◆ Work order
Please repeat the data below exactly, with the pictures removed.

◆ Data shown
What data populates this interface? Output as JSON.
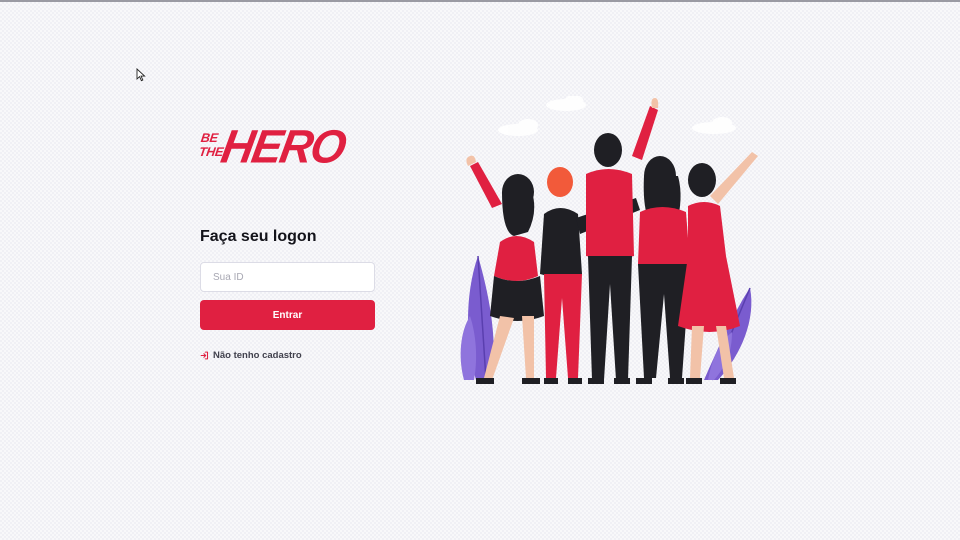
{
  "brand": {
    "logo_small_line1": "BE",
    "logo_small_line2": "THE",
    "logo_big": "HERO",
    "color": "#e02041"
  },
  "logon": {
    "title": "Faça seu logon",
    "id_placeholder": "Sua ID",
    "id_value": "",
    "enter_label": "Entrar",
    "register_label": "Não tenho cadastro",
    "register_icon": "log-in-icon"
  },
  "illustration": {
    "name": "heroes-group",
    "colors": [
      "#e02041",
      "#1f1f24",
      "#7a5ccf"
    ]
  }
}
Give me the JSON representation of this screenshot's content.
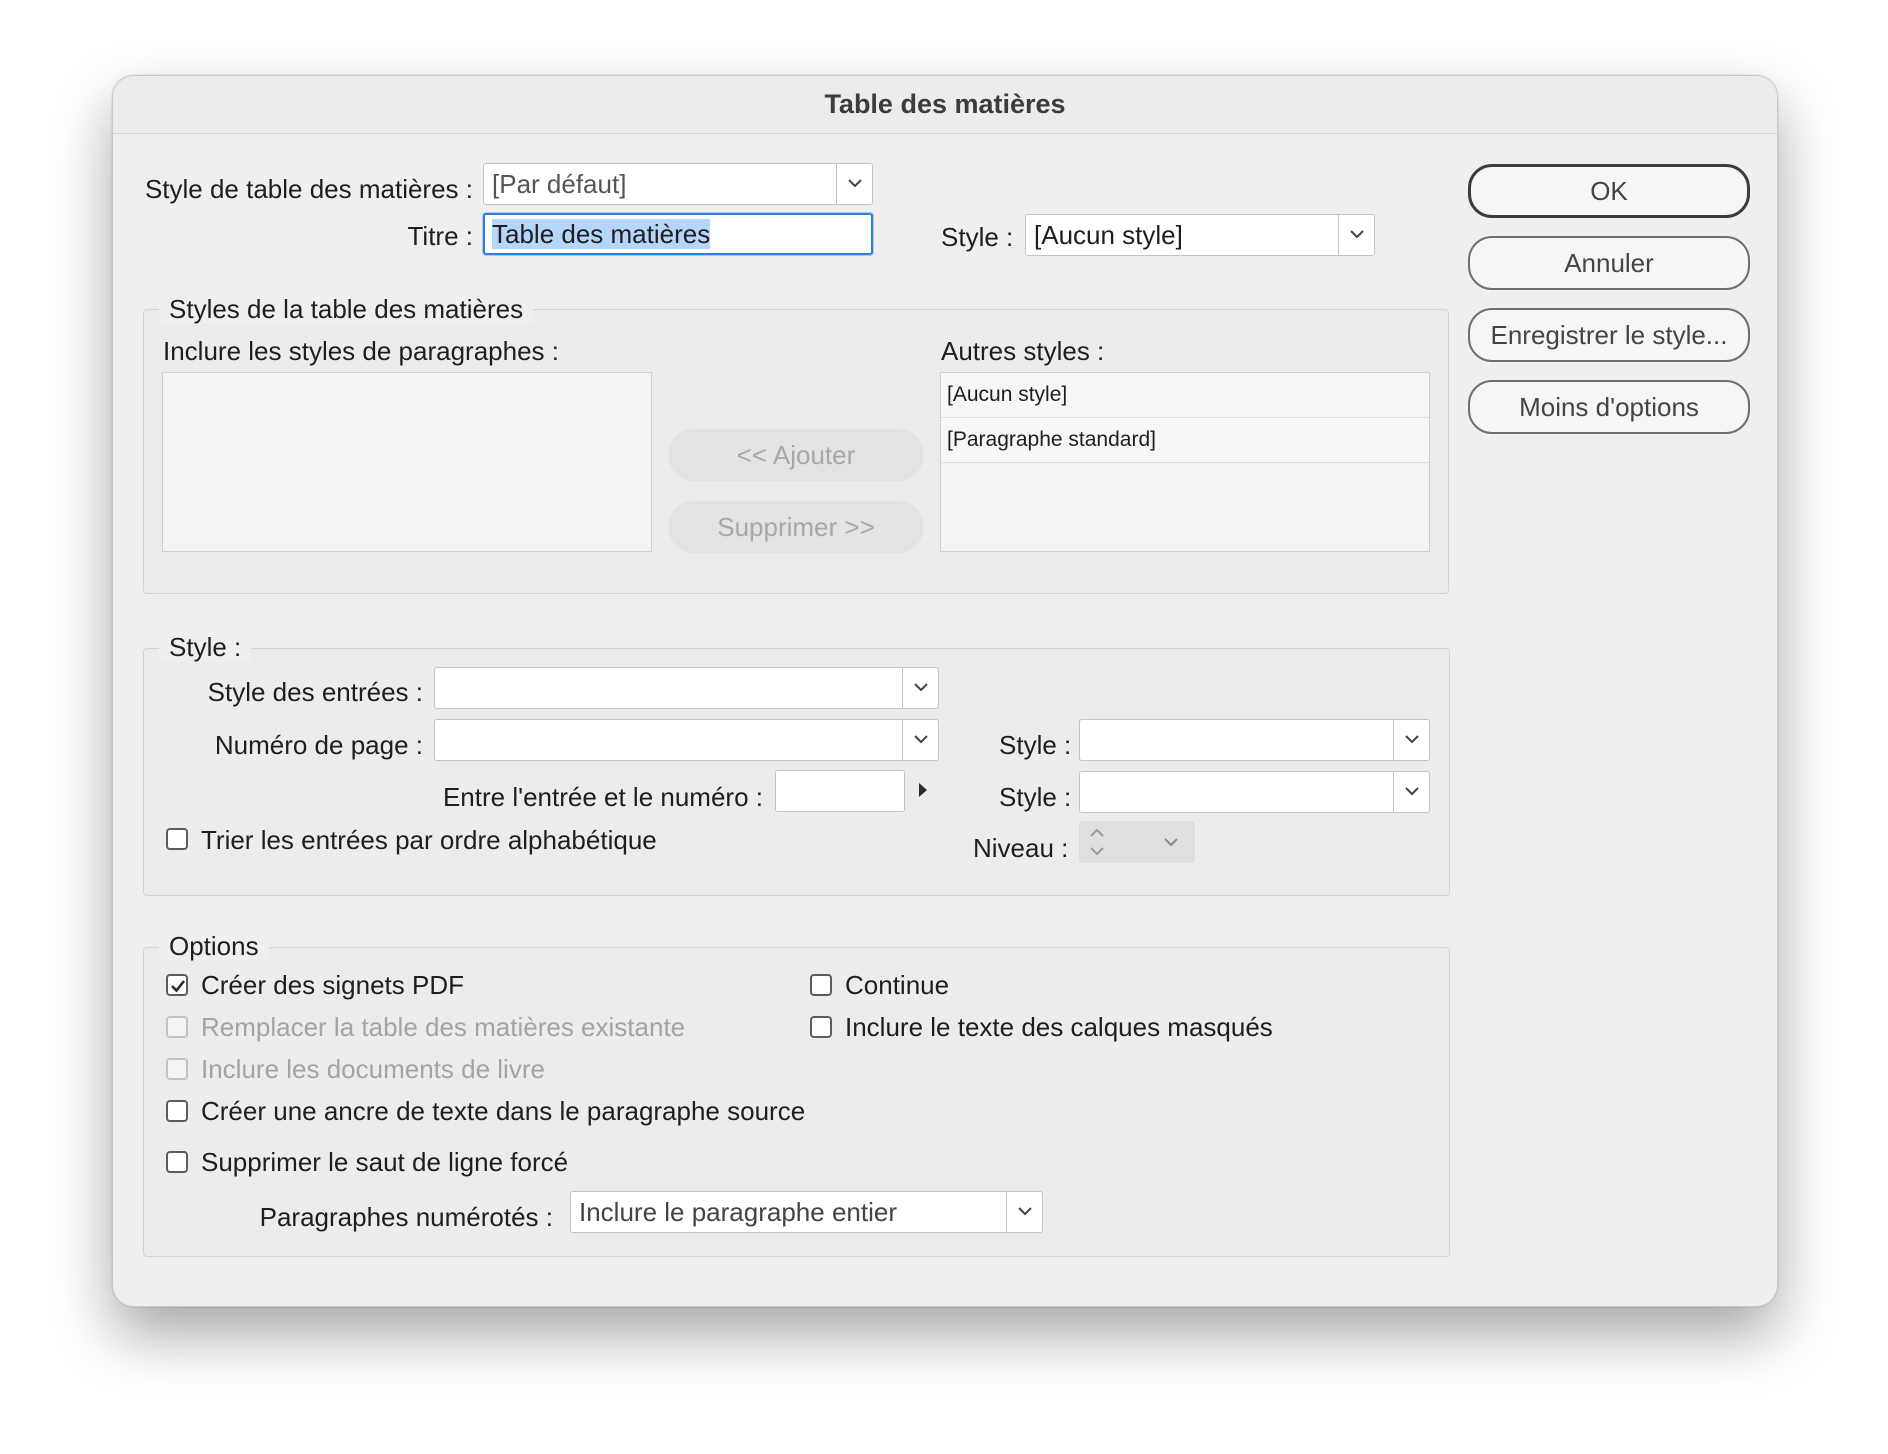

◆ Output for this task
What data populates this interface? Output as JSON.
{
  "brand": {
    "logo_small_line1": "BE",
    "logo_small_line2": "THE",
    "logo_big": "HERO",
    "color": "#e02041"
  },
  "logon": {
    "title": "Faça seu logon",
    "id_placeholder": "Sua ID",
    "id_value": "",
    "enter_label": "Entrar",
    "register_label": "Não tenho cadastro",
    "register_icon": "log-in-icon"
  },
  "illustration": {
    "name": "heroes-group",
    "colors": [
      "#e02041",
      "#1f1f24",
      "#7a5ccf"
    ]
  }
}
Give me the JSON representation of this screenshot's content.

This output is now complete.